ACTION ITEM.
Each line of the records must appear in your answer exactly, with no pictures.

GIVEN RECORDS.

--- START ---

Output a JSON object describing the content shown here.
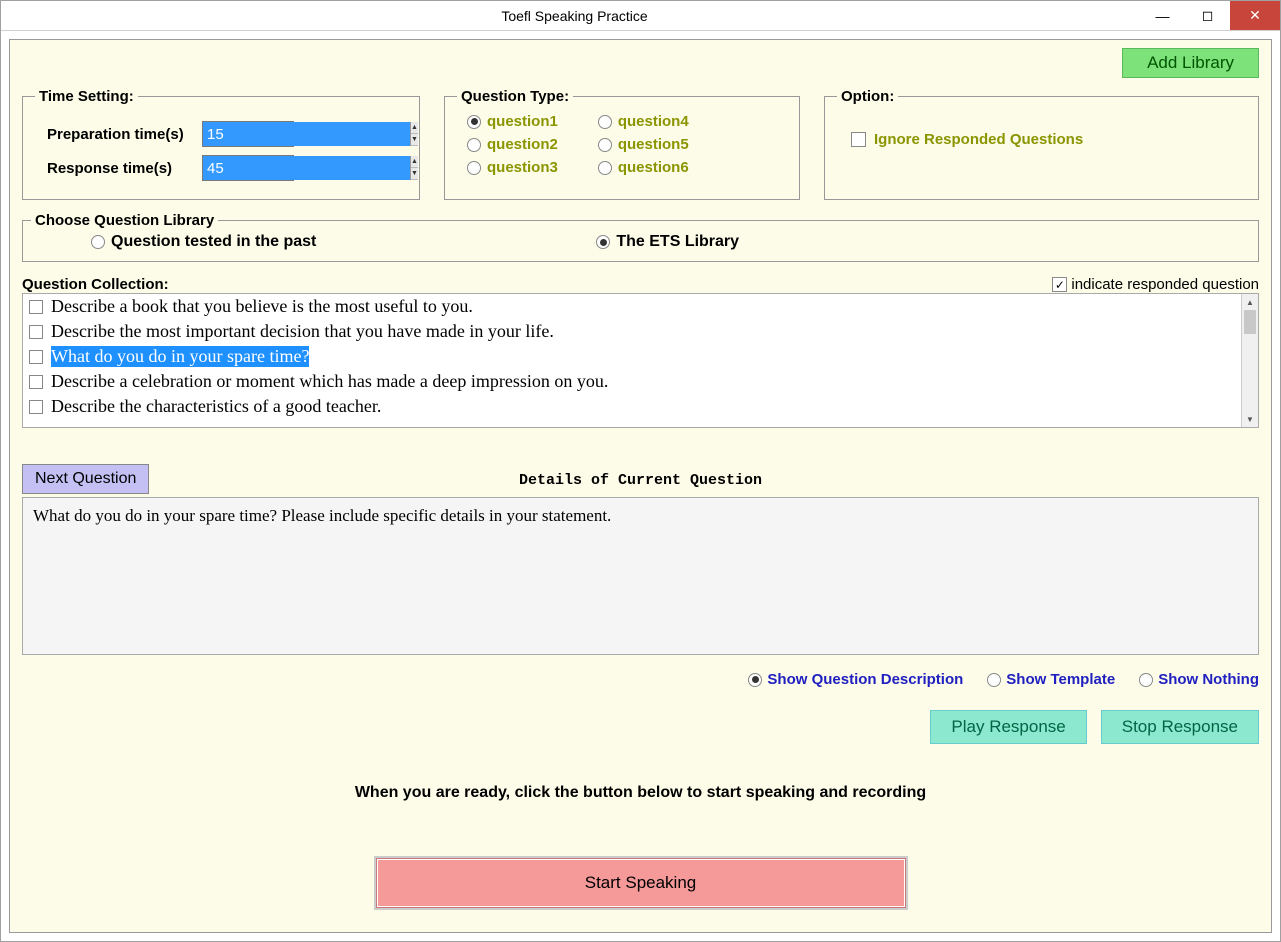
{
  "window": {
    "title": "Toefl Speaking Practice"
  },
  "buttons": {
    "add_library": "Add Library",
    "next_question": "Next Question",
    "play_response": "Play Response",
    "stop_response": "Stop Response",
    "start_speaking": "Start Speaking"
  },
  "time_setting": {
    "legend": "Time Setting:",
    "prep_label": "Preparation time(s)",
    "prep_value": "15",
    "resp_label": "Response time(s)",
    "resp_value": "45"
  },
  "question_type": {
    "legend": "Question Type:",
    "items": [
      "question1",
      "question2",
      "question3",
      "question4",
      "question5",
      "question6"
    ],
    "selected_index": 0
  },
  "option": {
    "legend": "Option:",
    "ignore_label": "Ignore Responded Questions"
  },
  "library": {
    "legend": "Choose Question Library",
    "opt1": "Question tested in the past",
    "opt2": "The ETS Library",
    "selected": 1
  },
  "collection": {
    "label": "Question Collection:",
    "indicate_label": "indicate responded question",
    "items": [
      "Describe a book that you believe is the most useful to you.",
      "Describe the most important decision that you have made in your life.",
      "What do you do in your spare time?",
      "Describe a celebration or moment which has made a deep impression on you.",
      "Describe the characteristics of a good teacher."
    ],
    "selected_index": 2
  },
  "details": {
    "label": "Details of Current Question",
    "text": "What do you do in your spare time? Please include specific details in your statement."
  },
  "show_options": {
    "desc": "Show Question Description",
    "template": "Show Template",
    "nothing": "Show Nothing",
    "selected": 0
  },
  "ready_text": "When you are ready, click the button below to start speaking and recording"
}
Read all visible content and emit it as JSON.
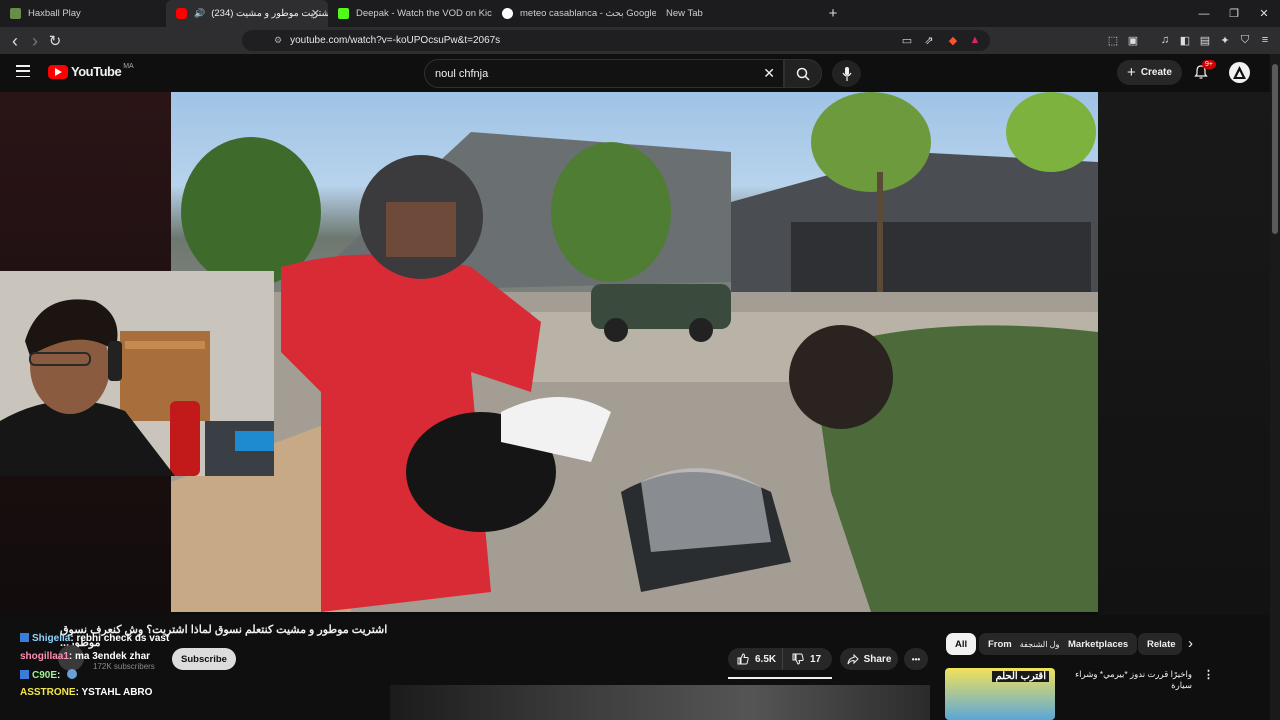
{
  "tabs": [
    {
      "title": "Haxball Play",
      "favicon_color": "#6a8c4a",
      "active": false
    },
    {
      "title": "(234) اشتريت موطور و مشيت",
      "favicon_color": "#ff0000",
      "active": true,
      "close": "✕"
    },
    {
      "title": "Deepak - Watch the VOD on Kick",
      "favicon_color": "#53fc18",
      "active": false
    },
    {
      "title": "meteo casablanca - بحث Google",
      "favicon_color": "#4285f4",
      "active": false
    },
    {
      "title": "New Tab",
      "favicon_color": "#2e2e31",
      "active": false
    }
  ],
  "browser": {
    "new_tab": "+",
    "minimize": "—",
    "restore": "❐",
    "close": "✕",
    "back": "‹",
    "forward": "›",
    "reload": "↻",
    "bookmark": "☆",
    "url": "youtube.com/watch?v=-koUPOcsuPw&t=2067s"
  },
  "youtube": {
    "logo_text": "YouTube",
    "region": "MA",
    "search_value": "noul chfnja",
    "clear": "✕",
    "create_label": "Create",
    "notifications_badge": "9+"
  },
  "video": {
    "title": "اشتريت موطور و مشيت كنتعلم نسوق لماذا اشتريت؟ وش كنعرف نسوق موطور...",
    "channel_subscribers": "172K subscribers",
    "subscribe_label": "Subscribe",
    "likes": "6.5K",
    "dislikes": "17",
    "share_label": "Share",
    "more": "•••"
  },
  "chat": [
    {
      "user": "Shigella",
      "message": ": rebhi check ds vast",
      "color": "#8fd3ff",
      "icon": true
    },
    {
      "user": "shogillaa1",
      "message": ": ma 3endek zhar",
      "color": "#ff8fb1",
      "icon": false
    },
    {
      "user": "C90E",
      "message": ":",
      "color": "#9ff58f",
      "icon": true
    },
    {
      "user": "ASSTRONE",
      "message": ": YSTAHL ABRO",
      "color": "#f5e84a",
      "icon": false
    }
  ],
  "related": {
    "chips": [
      "All",
      "From",
      "مول الشنجفة",
      "Marketplaces",
      "Relate"
    ],
    "next": "›",
    "item_title": "واخيرًا قررت ندوز *بيرمي* وشراء سيارة",
    "item_thumb_label": "اقترب الحلم"
  }
}
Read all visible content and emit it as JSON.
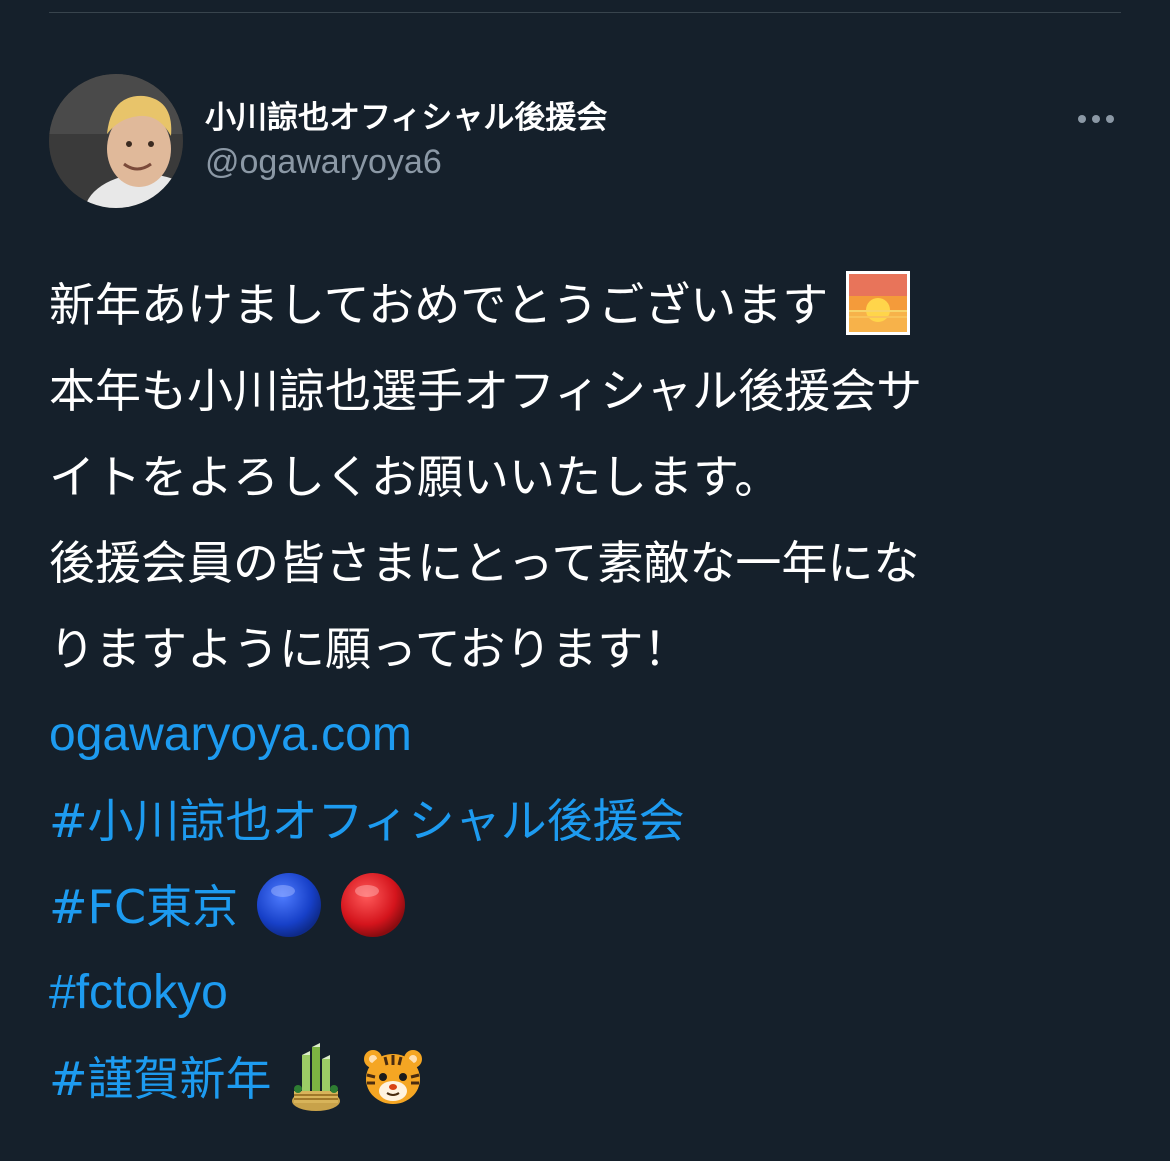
{
  "tweet": {
    "display_name": "小川諒也オフィシャル後援会",
    "handle": "@ogawaryoya6",
    "lines": [
      "新年あけましておめでとうございます",
      "本年も小川諒也選手オフィシャル後援会サ",
      "イトをよろしくお願いいたします。",
      "後援会員の皆さまにとって素敵な一年にな",
      "りますように願っております！"
    ],
    "link_url": "ogawaryoya.com",
    "hashtags": [
      "#小川諒也オフィシャル後援会",
      "#FC東京",
      "#fctokyo",
      "#謹賀新年"
    ],
    "emojis": {
      "line1": [
        "sunrise-emoji"
      ],
      "hashtag2": [
        "blue-circle-emoji",
        "red-circle-emoji"
      ],
      "hashtag4": [
        "kadomatsu-emoji",
        "tiger-face-emoji"
      ]
    }
  },
  "colors": {
    "background": "#15202b",
    "link": "#1d9bf0",
    "secondary_text": "#8b98a5",
    "divider": "#38444d"
  },
  "icons": {
    "more": "more-options-icon"
  }
}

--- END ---

EXERCISE SOLUTION.
Output a JSON object describing the content shown here.
{
  "window": {
    "title": "Toefl Speaking Practice"
  },
  "buttons": {
    "add_library": "Add Library",
    "next_question": "Next Question",
    "play_response": "Play Response",
    "stop_response": "Stop Response",
    "start_speaking": "Start Speaking"
  },
  "time_setting": {
    "legend": "Time Setting:",
    "prep_label": "Preparation time(s)",
    "prep_value": "15",
    "resp_label": "Response time(s)",
    "resp_value": "45"
  },
  "question_type": {
    "legend": "Question Type:",
    "items": [
      "question1",
      "question2",
      "question3",
      "question4",
      "question5",
      "question6"
    ],
    "selected_index": 0
  },
  "option": {
    "legend": "Option:",
    "ignore_label": "Ignore Responded Questions"
  },
  "library": {
    "legend": "Choose Question Library",
    "opt1": "Question tested in the past",
    "opt2": "The ETS Library",
    "selected": 1
  },
  "collection": {
    "label": "Question Collection:",
    "indicate_label": "indicate responded question",
    "items": [
      "Describe a book that you believe is the most useful to you.",
      "Describe the most important decision that you have made in your life.",
      "What do you do in your spare time?",
      "Describe a celebration or moment which has made a deep impression on you.",
      "Describe the characteristics of a good teacher."
    ],
    "selected_index": 2
  },
  "details": {
    "label": "Details of Current Question",
    "text": "What do you do in your spare time? Please include specific details in your statement."
  },
  "show_options": {
    "desc": "Show Question Description",
    "template": "Show Template",
    "nothing": "Show Nothing",
    "selected": 0
  },
  "ready_text": "When you are ready, click the button below to start speaking and recording"
}
Read all visible content and emit it as JSON.
{
  "tabs": [
    {
      "title": "Haxball Play",
      "favicon_color": "#6a8c4a",
      "active": false
    },
    {
      "title": "(234) اشتريت موطور و مشيت",
      "favicon_color": "#ff0000",
      "active": true,
      "close": "✕"
    },
    {
      "title": "Deepak - Watch the VOD on Kick",
      "favicon_color": "#53fc18",
      "active": false
    },
    {
      "title": "meteo casablanca - بحث Google",
      "favicon_color": "#4285f4",
      "active": false
    },
    {
      "title": "New Tab",
      "favicon_color": "#2e2e31",
      "active": false
    }
  ],
  "browser": {
    "new_tab": "+",
    "minimize": "—",
    "restore": "❐",
    "close": "✕",
    "back": "‹",
    "forward": "›",
    "reload": "↻",
    "bookmark": "☆",
    "url": "youtube.com/watch?v=-koUPOcsuPw&t=2067s"
  },
  "youtube": {
    "logo_text": "YouTube",
    "region": "MA",
    "search_value": "noul chfnja",
    "clear": "✕",
    "create_label": "Create",
    "notifications_badge": "9+"
  },
  "video": {
    "title": "اشتريت موطور و مشيت كنتعلم نسوق لماذا اشتريت؟ وش كنعرف نسوق موطور...",
    "channel_subscribers": "172K subscribers",
    "subscribe_label": "Subscribe",
    "likes": "6.5K",
    "dislikes": "17",
    "share_label": "Share",
    "more": "•••"
  },
  "chat": [
    {
      "user": "Shigella",
      "message": ": rebhi check ds vast",
      "color": "#8fd3ff",
      "icon": true
    },
    {
      "user": "shogillaa1",
      "message": ": ma 3endek zhar",
      "color": "#ff8fb1",
      "icon": false
    },
    {
      "user": "C90E",
      "message": ":",
      "color": "#9ff58f",
      "icon": true
    },
    {
      "user": "ASSTRONE",
      "message": ": YSTAHL ABRO",
      "color": "#f5e84a",
      "icon": false
    }
  ],
  "related": {
    "chips": [
      "All",
      "From",
      "مول الشنجفة",
      "Marketplaces",
      "Relate"
    ],
    "next": "›",
    "item_title": "واخيرًا قررت ندوز *بيرمي* وشراء سيارة",
    "item_thumb_label": "اقترب الحلم"
  }
}
Read all visible content and emit it as JSON.
{
  "tweet": {
    "display_name": "小川諒也オフィシャル後援会",
    "handle": "@ogawaryoya6",
    "lines": [
      "新年あけましておめでとうございます",
      "本年も小川諒也選手オフィシャル後援会サ",
      "イトをよろしくお願いいたします。",
      "後援会員の皆さまにとって素敵な一年にな",
      "りますように願っております！"
    ],
    "link_url": "ogawaryoya.com",
    "hashtags": [
      "#小川諒也オフィシャル後援会",
      "#FC東京",
      "#fctokyo",
      "#謹賀新年"
    ],
    "emojis": {
      "line1": [
        "sunrise-emoji"
      ],
      "hashtag2": [
        "blue-circle-emoji",
        "red-circle-emoji"
      ],
      "hashtag4": [
        "kadomatsu-emoji",
        "tiger-face-emoji"
      ]
    }
  },
  "colors": {
    "background": "#15202b",
    "link": "#1d9bf0",
    "secondary_text": "#8b98a5",
    "divider": "#38444d"
  },
  "icons": {
    "more": "more-options-icon"
  }
}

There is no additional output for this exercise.